Each line below must be printed exactly as it stands.
----- MATERIAL PROVIDED
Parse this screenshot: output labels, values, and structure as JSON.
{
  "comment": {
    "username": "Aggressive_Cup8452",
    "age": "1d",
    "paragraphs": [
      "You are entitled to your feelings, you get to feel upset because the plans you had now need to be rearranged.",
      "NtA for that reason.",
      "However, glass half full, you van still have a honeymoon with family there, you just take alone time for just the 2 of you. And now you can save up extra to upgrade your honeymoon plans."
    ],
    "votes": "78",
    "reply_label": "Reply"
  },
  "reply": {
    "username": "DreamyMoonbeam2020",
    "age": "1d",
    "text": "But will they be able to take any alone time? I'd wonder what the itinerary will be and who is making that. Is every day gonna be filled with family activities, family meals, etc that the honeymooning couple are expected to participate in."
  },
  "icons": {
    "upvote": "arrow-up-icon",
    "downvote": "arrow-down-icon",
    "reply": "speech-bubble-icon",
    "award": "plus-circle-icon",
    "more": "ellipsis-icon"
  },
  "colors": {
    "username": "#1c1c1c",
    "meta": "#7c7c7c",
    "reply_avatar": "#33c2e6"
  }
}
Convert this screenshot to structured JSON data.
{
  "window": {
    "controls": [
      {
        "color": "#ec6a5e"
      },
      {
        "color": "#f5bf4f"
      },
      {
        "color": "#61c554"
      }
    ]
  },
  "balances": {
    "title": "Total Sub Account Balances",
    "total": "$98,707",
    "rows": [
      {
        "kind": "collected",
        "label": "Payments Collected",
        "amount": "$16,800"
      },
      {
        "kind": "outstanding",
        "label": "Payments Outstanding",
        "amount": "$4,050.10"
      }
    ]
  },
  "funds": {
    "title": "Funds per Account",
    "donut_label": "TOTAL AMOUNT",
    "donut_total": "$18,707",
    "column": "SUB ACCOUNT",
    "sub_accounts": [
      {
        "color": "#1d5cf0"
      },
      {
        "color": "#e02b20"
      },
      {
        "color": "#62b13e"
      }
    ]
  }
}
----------
▸ RESPONSE
Parse this screenshot: output labels, values, and structure as JSON.
{
  "comment": {
    "username": "Aggressive_Cup8452",
    "age": "1d",
    "paragraphs": [
      "You are entitled to your feelings, you get to feel upset because the plans you had now need to be rearranged.",
      "NtA for that reason.",
      "However, glass half full, you van still have a honeymoon with family there, you just take alone time for just the 2 of you. And now you can save up extra to upgrade your honeymoon plans."
    ],
    "votes": "78",
    "reply_label": "Reply"
  },
  "reply": {
    "username": "DreamyMoonbeam2020",
    "age": "1d",
    "text": "But will they be able to take any alone time? I'd wonder what the itinerary will be and who is making that. Is every day gonna be filled with family activities, family meals, etc that the honeymooning couple are expected to participate in."
  },
  "icons": {
    "upvote": "arrow-up-icon",
    "downvote": "arrow-down-icon",
    "reply": "speech-bubble-icon",
    "award": "plus-circle-icon",
    "more": "ellipsis-icon"
  },
  "colors": {
    "username": "#1c1c1c",
    "meta": "#7c7c7c",
    "reply_avatar": "#33c2e6"
  }
}
Convert this screenshot to structured JSON data.
{
  "window": {
    "controls": [
      {
        "color": "#ec6a5e"
      },
      {
        "color": "#f5bf4f"
      },
      {
        "color": "#61c554"
      }
    ]
  },
  "balances": {
    "title": "Total Sub Account Balances",
    "total": "$98,707",
    "rows": [
      {
        "kind": "collected",
        "label": "Payments Collected",
        "amount": "$16,800"
      },
      {
        "kind": "outstanding",
        "label": "Payments Outstanding",
        "amount": "$4,050.10"
      }
    ]
  },
  "funds": {
    "title": "Funds per Account",
    "donut_label": "TOTAL AMOUNT",
    "donut_total": "$18,707",
    "column": "SUB ACCOUNT",
    "sub_accounts": [
      {
        "color": "#1d5cf0"
      },
      {
        "color": "#e02b20"
      },
      {
        "color": "#62b13e"
      }
    ]
  }
}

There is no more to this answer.